Matter of Rivera v Tomaino
2007 NY Slip Op 10424 [46 AD3d 1249]
December 27, 2007
Appellate Division, Third Department
Published by New York State Law Reporting Bureau pursuant to Judiciary Law § 431.
As corrected through Wednesday, February 13, 2008

In the Matter of Efren U. Rivera, Appellant, v Anna Tomaino, Formerly Known as Anna Ruffino-Rivera, Respondent. (And Six Other Related Proceedings.)

[*1] Matthew C. Hug, Wynantskill, for appellant.

Vitanza, DiStefano & Dean, L.L.P., Norwich (Thomas A. Vitanza of counsel), for respondent.

Kelley M. Eckmair, Law Guardian, Oneonta.

Spain, J. Appeal from an order of the Family Court of Otsego County (Burns, J.), entered July 25, 2006, which, among other things, partially dismissed petitioner's application, in seven proceedings pursuant to Family Ct Act article 6, to modify a prior order of visitation.

The parties are the parents of a daughter, born in 1997. In February 2004, Family Court granted custody of the child to respondent (hereinafter the mother) and, by order entered February 26, 2004, established a visitation schedule for petitioner (hereinafter the father). That order subsequently was modified upon the parties' stipulation in open court in 2004 and a revised visitation schedule for the father was put in place which calls for, in addition to holiday time, the child's visitation with the father every Friday from 3:00 p.m. to 7:00 p.m. and, on alternating weekends, Saturday from noon to 8:00 p.m. and Sunday from 1:30 p.m. to 7:30 p.m. Thereafter, in February 2006, the father commenced the instant proceedings seeking overnight visitation during his weekend visits with the child and two weeks during the summer. The mother countered with a petition seeking further restriction of the father's visitation. At the [*2]conclusion of the fact-finding hearing that followed, Family Court denied the mother's cross petition and granted the father additional visitation with the child during the summer, but denied his request for overnight visitation, concluding that such was not in the child's best interests at that point in time. This appeal by the father ensued.

In our view, Family Court's decision to continue to prohibit overnight visitation lacks a sound and substantial basis in the record (see Matter of Sean I.R. v Jennifer J.B., 251 AD2d 1034, 1034-1035 [1998]; cf. Matter of Horike v Freedman, 37 AD3d 978, 979 [2007]; Matter of Bernard UU. v Kelly VV., 28 AD3d 880, 881-882 [2006]). Nothing in the record—including Family Court's in camera interview with the child—supports the mother's assertions that any behavior on the part of, or life style and religious practices of, the father and his fiancée places the child in any danger, or that she is fearful or uncomfortable to such a degree that would justify the court's denial of overnight visitation. Indeed, a child's best interests will be optimally served by allowing the development of a healthy relationship with both parents (see Weiss v Weiss, 52 NY2d 170, 174-175 [1981]).

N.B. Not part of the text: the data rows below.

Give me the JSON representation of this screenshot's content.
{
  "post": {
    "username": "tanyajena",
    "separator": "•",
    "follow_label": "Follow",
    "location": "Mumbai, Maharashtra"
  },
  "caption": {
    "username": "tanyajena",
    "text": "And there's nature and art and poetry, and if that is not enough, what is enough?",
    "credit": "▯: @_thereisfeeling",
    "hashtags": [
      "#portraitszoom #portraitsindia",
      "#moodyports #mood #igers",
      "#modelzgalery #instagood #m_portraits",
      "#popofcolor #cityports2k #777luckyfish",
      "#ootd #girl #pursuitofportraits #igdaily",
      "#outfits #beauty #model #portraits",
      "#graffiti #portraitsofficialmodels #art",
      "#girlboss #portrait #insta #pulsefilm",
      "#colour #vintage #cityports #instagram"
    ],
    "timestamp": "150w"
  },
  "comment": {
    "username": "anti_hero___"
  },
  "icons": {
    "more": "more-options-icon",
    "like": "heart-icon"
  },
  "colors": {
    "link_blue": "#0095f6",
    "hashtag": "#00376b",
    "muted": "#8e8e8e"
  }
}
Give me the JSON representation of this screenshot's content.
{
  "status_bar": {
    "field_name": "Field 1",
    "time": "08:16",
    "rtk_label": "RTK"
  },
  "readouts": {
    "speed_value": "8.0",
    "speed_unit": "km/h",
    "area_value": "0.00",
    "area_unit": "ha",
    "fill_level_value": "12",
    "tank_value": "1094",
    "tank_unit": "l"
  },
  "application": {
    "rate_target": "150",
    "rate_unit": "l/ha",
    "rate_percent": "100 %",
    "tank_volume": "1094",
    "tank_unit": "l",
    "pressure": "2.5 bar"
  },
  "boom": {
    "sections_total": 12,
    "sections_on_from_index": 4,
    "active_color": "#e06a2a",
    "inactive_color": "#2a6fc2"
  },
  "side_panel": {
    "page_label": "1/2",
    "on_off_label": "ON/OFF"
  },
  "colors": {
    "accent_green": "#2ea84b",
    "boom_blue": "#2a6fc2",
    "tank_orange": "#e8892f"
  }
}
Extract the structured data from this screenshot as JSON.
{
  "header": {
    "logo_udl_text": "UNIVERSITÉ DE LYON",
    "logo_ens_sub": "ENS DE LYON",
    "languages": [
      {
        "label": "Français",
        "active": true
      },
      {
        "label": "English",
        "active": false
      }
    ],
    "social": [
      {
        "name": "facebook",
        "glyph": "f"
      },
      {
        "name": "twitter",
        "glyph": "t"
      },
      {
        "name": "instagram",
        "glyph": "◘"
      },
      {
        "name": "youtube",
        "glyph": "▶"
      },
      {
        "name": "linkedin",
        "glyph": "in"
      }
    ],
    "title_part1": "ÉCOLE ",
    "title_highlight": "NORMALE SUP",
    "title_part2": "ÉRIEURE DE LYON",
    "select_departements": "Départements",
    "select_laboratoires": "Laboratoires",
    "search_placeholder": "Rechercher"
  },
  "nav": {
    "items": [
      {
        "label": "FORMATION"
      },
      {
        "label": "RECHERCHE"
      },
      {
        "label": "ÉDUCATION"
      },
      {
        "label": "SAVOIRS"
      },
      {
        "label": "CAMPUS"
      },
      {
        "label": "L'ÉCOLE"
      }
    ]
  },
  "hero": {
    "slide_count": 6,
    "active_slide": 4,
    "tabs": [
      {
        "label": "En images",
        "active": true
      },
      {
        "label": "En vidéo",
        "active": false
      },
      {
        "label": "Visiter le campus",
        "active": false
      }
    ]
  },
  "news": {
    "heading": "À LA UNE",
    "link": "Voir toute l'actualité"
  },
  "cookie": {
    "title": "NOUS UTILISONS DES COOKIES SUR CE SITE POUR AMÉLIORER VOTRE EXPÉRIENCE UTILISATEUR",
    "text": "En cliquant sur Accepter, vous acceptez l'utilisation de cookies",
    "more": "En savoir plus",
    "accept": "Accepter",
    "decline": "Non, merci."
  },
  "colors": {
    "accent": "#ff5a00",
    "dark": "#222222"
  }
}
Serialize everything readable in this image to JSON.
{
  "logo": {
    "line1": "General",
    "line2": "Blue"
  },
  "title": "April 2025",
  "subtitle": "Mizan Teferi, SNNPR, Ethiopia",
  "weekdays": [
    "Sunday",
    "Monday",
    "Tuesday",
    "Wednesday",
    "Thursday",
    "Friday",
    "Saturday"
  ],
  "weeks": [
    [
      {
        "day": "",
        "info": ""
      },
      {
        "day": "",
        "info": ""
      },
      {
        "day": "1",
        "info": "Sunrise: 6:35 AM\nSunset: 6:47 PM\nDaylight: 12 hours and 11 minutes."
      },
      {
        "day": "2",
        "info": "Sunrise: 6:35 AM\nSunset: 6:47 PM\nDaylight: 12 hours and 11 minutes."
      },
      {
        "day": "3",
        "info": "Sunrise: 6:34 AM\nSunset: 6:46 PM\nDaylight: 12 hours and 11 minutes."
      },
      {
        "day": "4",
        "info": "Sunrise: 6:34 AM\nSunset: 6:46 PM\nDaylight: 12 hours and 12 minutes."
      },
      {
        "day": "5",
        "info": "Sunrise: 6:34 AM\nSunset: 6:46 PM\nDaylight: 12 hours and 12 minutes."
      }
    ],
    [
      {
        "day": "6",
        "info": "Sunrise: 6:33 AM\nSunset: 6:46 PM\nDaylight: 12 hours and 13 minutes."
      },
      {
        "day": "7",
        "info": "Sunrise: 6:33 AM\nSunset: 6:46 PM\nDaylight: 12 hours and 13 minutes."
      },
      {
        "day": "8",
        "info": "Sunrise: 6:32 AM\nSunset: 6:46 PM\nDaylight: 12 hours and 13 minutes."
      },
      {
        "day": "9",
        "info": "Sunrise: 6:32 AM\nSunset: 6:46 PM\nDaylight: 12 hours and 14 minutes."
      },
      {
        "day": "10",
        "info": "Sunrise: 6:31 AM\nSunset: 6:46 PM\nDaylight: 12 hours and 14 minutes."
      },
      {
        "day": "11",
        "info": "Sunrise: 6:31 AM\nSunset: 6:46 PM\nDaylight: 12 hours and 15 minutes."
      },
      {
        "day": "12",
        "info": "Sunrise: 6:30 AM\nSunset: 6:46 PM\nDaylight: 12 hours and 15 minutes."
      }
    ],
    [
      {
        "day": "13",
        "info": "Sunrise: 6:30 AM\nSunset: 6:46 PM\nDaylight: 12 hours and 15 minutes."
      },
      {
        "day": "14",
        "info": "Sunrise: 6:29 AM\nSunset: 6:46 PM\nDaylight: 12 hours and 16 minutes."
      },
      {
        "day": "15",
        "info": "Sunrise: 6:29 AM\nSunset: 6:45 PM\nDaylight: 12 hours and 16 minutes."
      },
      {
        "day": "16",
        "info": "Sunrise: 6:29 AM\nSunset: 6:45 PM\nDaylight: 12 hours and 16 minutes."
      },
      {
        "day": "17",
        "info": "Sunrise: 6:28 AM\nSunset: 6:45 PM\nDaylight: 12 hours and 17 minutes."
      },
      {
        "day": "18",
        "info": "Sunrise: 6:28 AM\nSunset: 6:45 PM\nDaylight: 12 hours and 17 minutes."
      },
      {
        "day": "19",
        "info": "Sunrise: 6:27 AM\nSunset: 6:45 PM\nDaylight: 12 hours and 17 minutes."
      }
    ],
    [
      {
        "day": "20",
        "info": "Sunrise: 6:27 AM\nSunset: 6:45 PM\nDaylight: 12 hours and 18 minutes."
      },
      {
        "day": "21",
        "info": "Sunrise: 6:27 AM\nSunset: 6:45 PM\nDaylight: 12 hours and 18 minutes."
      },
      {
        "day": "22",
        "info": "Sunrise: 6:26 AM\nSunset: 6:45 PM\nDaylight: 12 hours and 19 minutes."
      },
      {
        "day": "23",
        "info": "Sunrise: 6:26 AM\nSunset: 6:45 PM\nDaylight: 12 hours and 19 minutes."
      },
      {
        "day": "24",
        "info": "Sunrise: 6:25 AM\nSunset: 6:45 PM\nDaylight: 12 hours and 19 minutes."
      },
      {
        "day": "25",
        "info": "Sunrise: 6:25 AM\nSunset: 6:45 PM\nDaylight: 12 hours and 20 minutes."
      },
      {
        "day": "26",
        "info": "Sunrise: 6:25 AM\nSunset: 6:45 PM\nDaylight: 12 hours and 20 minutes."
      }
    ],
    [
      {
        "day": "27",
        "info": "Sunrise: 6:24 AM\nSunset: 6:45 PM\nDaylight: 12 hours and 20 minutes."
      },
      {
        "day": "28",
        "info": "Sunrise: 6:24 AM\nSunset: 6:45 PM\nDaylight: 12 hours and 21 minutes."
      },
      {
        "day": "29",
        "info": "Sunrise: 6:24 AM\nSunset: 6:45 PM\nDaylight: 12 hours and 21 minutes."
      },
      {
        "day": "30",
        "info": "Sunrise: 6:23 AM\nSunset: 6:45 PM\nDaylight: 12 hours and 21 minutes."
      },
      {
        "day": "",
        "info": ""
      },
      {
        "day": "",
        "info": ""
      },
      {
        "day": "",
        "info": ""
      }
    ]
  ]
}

Here, the father has had regular unrestricted parenting time with the child except that alternate weekend visits have been broken up by the child returning to the mother's home at night. Rejecting the mother's petition which sought to further restrict the father's visitation, Family Court found, among other things, that the father has "a safe and appropriate home for overnight visitation," that the child's love for the father "is deep and abiding" and that the father's fiancée is "an intelligent, mature and responsible person." The court also designated the fiancée as a suitable person to pick up and drop off the child—who is now 10 years of age—in the father's absence. Specifically, nothing in the record establishes any unusual lifestyle or beliefs on the part of the father and his fiancée which would justify prohibiting overnight visitation; also, they readily agreed to refrain from exposing the child to any ceremony connected to their religious practices.

Providing the flexibility necessary to permit the child to attend church and other religious events with the mother, as well as protections against her exposure to any aspect of the lifestyle of the father and his fiancée which could confuse the child's faith formation, can be accomplished by an order for overnight visitation, which includes reasonable conditions set by Family Court. Accordingly, we remit the matter to Family Court for further updated fact-finding, if necessary, and the fashioning of an appropriate order providing for overnight visitation (see Matter of Smith v Hoover, 24 AD3d 1096, 1098 [2005]).

Peters, Lahtinen and Kane, JJ., concur; Crew III, J.P., not taking part. Ordered that the order is modified, on the law and the facts, without costs, by reversing so much thereof as denied overnight visitation; matter remitted to the Family Court of Otsego County for further proceedings not inconsistent with this Court's decision; and, as so modified, affirmed.